WHAT YOU WILL DO: Tally every line in the entries below that holds "symbol", then give only the total.

[Collection entries]
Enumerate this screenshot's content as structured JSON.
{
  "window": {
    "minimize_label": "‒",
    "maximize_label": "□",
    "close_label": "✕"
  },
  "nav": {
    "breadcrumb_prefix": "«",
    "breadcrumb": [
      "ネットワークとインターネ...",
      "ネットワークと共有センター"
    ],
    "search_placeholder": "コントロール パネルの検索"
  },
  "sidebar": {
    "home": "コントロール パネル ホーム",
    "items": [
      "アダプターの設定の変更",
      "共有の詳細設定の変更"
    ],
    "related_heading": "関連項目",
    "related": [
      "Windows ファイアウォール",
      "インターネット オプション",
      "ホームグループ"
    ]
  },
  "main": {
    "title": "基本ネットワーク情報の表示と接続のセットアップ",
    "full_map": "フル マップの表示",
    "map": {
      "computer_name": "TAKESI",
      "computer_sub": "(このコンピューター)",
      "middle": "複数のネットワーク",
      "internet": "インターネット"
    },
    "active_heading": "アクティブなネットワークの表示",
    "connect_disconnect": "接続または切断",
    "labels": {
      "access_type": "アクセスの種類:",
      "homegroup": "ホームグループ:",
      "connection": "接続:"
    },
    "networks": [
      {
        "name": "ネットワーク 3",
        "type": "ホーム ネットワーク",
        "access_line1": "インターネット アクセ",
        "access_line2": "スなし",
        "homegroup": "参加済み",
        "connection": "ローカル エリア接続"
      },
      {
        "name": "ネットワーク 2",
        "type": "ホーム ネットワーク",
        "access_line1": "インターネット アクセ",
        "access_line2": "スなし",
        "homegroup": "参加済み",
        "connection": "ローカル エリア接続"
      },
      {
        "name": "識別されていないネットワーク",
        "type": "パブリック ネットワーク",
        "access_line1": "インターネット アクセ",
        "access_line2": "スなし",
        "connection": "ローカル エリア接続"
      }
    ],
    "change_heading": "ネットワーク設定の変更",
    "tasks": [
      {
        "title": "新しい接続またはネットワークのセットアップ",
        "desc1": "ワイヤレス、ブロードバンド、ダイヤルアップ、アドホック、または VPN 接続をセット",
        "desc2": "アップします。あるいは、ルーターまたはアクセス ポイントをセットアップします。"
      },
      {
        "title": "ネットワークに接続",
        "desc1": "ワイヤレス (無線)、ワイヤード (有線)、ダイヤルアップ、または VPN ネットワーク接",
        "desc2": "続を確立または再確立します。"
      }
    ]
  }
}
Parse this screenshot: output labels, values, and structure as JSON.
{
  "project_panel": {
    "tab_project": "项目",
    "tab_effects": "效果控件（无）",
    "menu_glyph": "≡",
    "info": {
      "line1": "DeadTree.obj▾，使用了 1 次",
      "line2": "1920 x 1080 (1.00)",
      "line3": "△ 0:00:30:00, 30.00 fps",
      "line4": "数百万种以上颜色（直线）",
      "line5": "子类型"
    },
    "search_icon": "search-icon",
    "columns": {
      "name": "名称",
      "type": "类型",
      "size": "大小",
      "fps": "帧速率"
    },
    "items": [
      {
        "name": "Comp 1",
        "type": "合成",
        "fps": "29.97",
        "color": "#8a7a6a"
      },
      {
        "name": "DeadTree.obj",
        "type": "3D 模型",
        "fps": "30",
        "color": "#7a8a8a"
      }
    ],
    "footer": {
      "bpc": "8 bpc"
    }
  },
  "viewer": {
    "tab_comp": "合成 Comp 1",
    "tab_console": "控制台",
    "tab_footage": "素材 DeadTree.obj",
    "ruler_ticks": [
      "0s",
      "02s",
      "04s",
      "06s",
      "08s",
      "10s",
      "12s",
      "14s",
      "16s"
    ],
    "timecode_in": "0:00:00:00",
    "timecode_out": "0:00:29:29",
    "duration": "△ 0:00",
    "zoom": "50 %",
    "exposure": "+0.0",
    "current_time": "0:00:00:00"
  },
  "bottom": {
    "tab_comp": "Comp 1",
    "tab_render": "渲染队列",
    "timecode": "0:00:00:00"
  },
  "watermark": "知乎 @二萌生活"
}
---
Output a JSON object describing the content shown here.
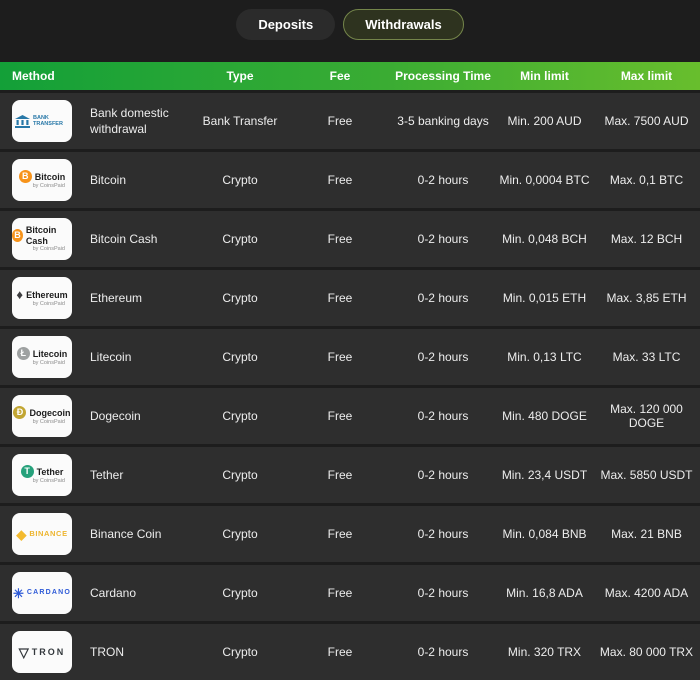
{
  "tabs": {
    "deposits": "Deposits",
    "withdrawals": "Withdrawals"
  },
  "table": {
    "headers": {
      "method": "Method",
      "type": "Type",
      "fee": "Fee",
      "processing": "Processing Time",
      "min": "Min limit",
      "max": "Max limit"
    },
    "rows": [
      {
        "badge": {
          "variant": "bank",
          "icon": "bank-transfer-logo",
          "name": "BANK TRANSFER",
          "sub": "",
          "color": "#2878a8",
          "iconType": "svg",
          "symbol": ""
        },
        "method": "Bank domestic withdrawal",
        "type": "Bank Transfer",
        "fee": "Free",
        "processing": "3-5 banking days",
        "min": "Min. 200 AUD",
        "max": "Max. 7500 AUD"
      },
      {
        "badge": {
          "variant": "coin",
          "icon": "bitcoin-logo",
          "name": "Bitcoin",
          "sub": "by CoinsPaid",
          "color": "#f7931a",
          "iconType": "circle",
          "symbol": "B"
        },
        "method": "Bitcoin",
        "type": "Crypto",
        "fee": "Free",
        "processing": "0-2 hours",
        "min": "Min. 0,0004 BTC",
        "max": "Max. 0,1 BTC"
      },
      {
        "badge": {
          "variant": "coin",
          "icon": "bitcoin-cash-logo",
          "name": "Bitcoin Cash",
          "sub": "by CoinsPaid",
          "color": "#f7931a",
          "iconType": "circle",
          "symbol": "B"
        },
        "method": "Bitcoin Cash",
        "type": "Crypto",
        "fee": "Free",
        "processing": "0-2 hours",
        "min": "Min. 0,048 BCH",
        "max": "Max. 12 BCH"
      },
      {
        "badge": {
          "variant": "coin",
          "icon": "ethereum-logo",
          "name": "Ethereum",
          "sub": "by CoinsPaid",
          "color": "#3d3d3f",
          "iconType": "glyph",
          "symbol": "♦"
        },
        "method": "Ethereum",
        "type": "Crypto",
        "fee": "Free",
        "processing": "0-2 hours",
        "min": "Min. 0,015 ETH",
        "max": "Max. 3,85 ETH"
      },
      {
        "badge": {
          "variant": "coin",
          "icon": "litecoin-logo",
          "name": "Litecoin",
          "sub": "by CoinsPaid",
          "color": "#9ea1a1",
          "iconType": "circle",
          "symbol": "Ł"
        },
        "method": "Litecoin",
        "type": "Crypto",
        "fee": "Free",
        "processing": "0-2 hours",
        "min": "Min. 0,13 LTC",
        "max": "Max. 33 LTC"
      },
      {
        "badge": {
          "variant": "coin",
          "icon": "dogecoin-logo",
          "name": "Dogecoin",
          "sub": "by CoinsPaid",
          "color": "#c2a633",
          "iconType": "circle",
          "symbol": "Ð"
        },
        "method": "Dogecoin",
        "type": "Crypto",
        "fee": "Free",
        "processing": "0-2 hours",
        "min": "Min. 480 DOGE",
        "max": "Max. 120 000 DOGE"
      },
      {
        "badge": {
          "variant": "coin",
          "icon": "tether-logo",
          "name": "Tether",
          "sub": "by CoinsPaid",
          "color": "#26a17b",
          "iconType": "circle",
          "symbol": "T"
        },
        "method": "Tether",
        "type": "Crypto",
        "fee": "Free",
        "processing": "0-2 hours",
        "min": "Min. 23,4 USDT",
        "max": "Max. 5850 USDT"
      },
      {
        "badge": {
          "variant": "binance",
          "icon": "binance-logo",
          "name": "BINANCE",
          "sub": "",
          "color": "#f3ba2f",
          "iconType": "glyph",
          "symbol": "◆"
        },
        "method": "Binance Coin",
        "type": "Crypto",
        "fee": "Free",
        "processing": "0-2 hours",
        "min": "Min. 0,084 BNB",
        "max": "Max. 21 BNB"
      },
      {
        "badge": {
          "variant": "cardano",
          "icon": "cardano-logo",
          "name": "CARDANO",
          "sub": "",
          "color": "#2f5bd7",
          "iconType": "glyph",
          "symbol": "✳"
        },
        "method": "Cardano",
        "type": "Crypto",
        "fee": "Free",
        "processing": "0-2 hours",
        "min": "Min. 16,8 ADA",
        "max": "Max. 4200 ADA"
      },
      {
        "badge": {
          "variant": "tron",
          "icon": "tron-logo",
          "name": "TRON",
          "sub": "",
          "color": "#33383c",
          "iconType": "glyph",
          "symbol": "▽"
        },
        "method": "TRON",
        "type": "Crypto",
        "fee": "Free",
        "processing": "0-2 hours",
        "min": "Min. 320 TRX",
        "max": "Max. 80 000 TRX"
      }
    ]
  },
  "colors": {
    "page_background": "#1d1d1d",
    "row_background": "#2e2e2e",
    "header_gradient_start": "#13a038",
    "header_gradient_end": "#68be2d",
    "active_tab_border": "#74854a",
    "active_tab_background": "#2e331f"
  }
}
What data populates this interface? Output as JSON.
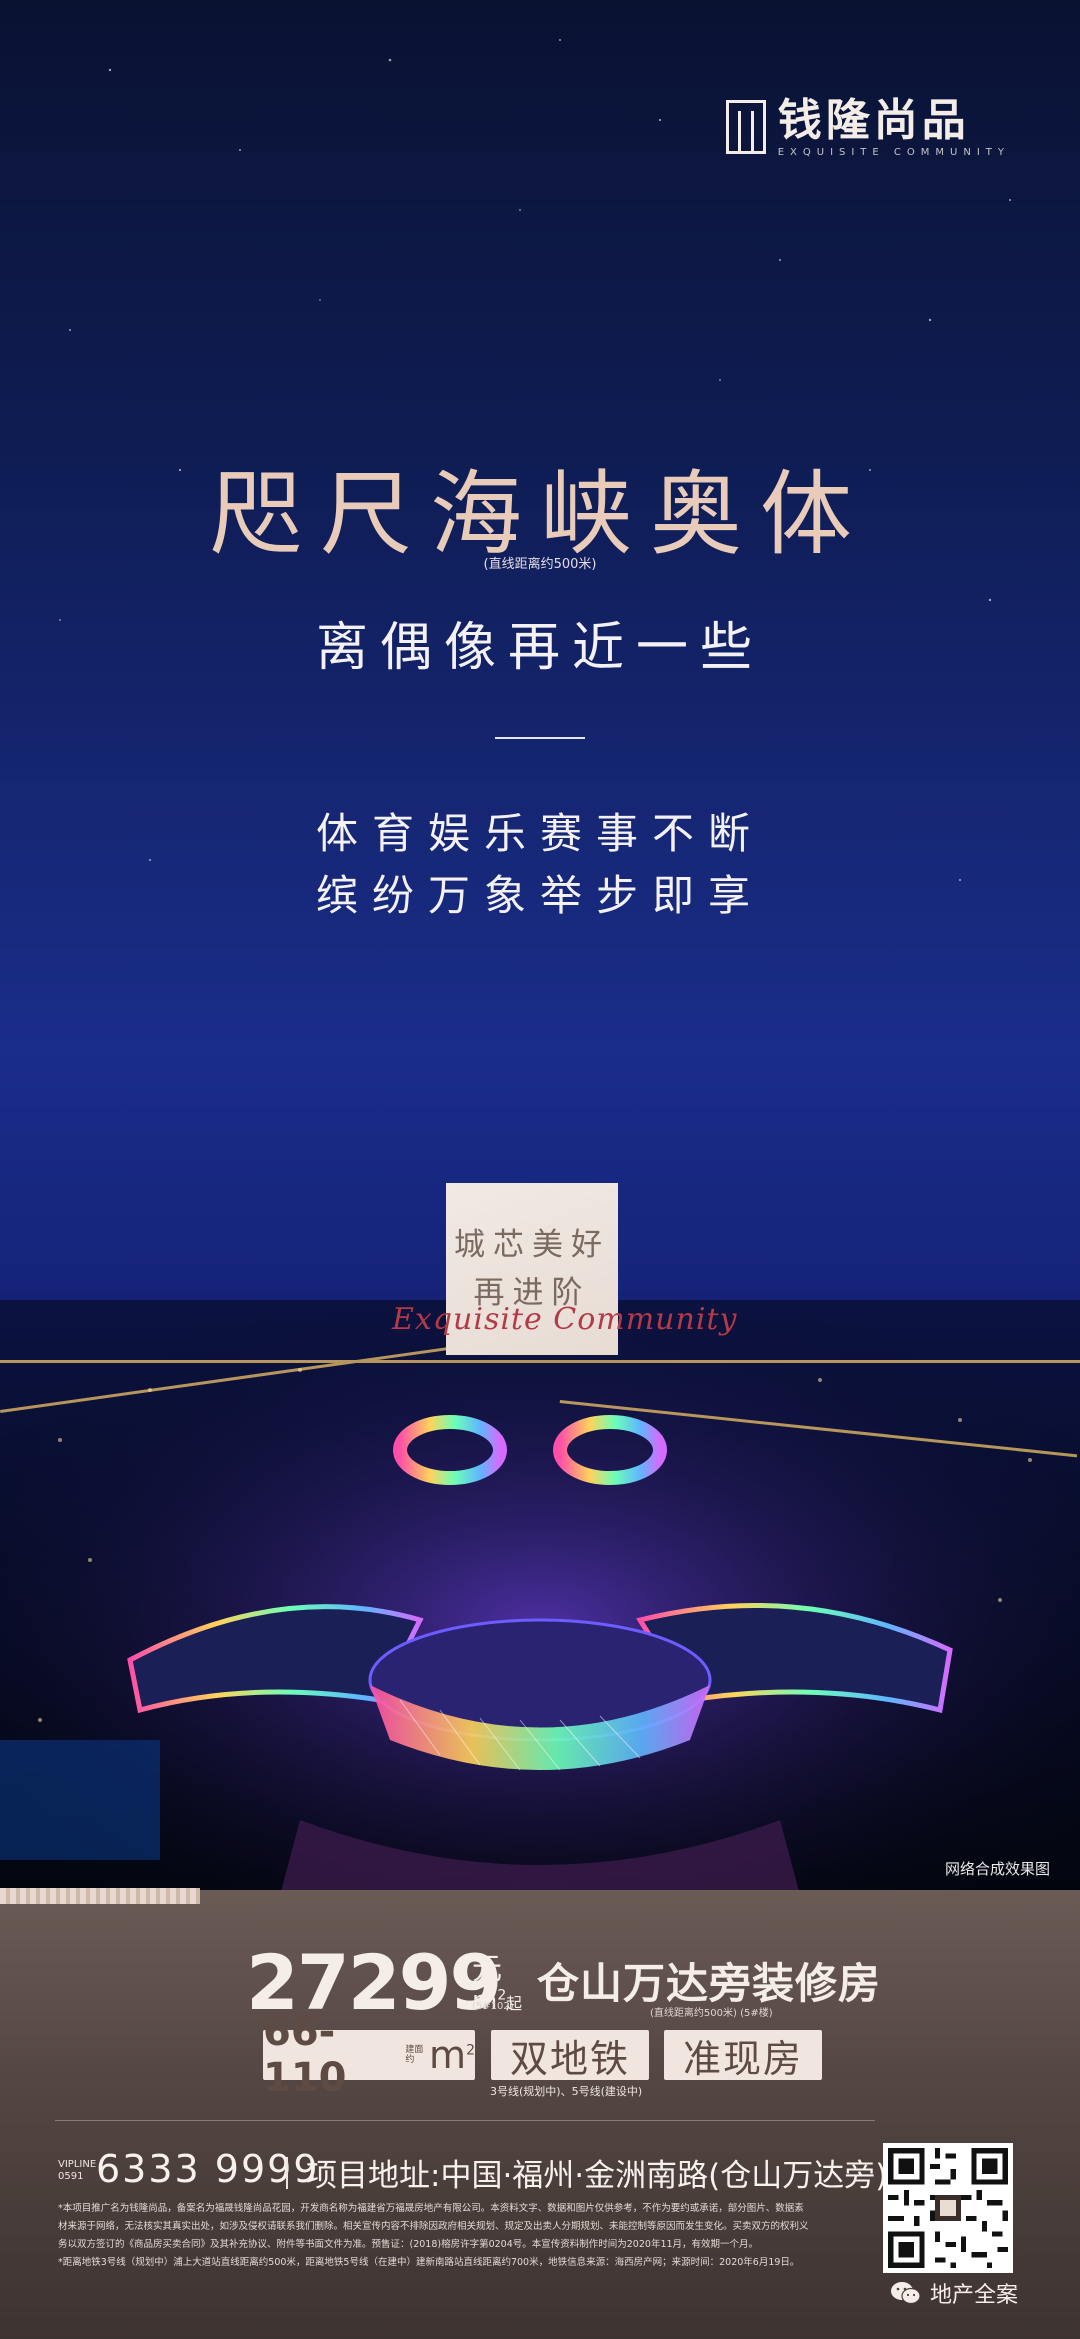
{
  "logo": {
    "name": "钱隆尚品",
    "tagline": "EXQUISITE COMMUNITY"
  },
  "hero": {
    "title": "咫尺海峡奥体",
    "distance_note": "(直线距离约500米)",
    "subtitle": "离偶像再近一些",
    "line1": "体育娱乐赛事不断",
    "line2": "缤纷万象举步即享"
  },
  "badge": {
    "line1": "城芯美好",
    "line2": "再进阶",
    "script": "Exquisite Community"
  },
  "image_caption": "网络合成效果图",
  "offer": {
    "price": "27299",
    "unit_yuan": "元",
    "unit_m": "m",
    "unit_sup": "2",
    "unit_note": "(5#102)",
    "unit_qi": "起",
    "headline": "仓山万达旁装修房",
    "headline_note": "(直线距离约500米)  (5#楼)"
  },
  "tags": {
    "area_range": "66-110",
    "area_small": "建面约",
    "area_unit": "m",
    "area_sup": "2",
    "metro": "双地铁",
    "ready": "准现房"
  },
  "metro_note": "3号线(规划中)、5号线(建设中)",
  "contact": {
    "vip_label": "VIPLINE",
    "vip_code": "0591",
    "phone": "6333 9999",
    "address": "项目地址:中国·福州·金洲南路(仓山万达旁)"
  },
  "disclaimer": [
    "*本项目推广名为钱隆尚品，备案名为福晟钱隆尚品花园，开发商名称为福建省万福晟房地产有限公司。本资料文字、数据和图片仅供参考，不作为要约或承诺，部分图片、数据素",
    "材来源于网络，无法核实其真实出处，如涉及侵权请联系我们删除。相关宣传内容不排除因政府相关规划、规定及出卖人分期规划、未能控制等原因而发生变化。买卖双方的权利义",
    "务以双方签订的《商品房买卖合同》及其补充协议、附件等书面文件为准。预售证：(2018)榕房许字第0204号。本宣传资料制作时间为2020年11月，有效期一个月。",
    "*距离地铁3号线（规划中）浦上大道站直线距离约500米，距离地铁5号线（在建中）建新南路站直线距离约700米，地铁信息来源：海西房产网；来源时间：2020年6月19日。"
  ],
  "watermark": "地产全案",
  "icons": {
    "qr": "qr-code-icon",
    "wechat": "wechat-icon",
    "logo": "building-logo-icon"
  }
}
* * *
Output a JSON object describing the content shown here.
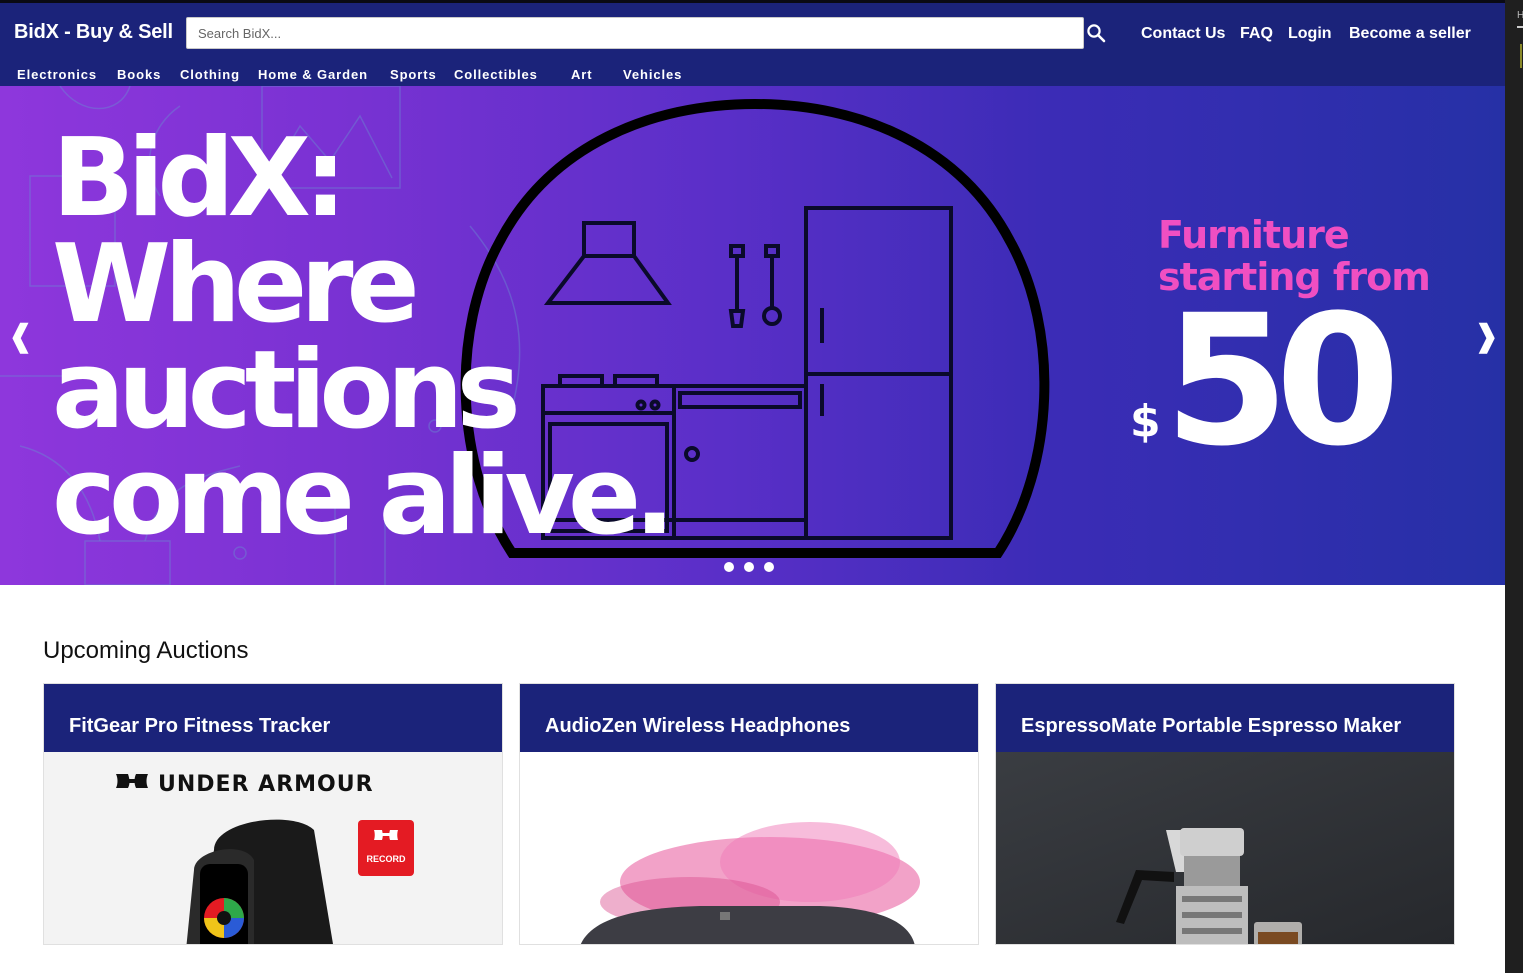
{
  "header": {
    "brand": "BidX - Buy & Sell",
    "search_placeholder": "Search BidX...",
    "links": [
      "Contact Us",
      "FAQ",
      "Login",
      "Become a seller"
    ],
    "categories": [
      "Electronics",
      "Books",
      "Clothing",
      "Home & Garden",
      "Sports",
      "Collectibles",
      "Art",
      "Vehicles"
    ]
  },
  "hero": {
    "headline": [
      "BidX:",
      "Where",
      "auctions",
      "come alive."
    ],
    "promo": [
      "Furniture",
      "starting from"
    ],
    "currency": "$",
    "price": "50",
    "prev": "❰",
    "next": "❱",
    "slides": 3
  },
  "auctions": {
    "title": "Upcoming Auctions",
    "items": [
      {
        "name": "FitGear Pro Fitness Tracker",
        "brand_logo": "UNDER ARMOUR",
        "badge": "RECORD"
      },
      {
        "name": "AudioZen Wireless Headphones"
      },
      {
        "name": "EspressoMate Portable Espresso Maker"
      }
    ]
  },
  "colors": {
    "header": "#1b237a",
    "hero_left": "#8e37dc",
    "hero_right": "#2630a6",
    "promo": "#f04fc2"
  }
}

EXERCISE OUTPUT: 10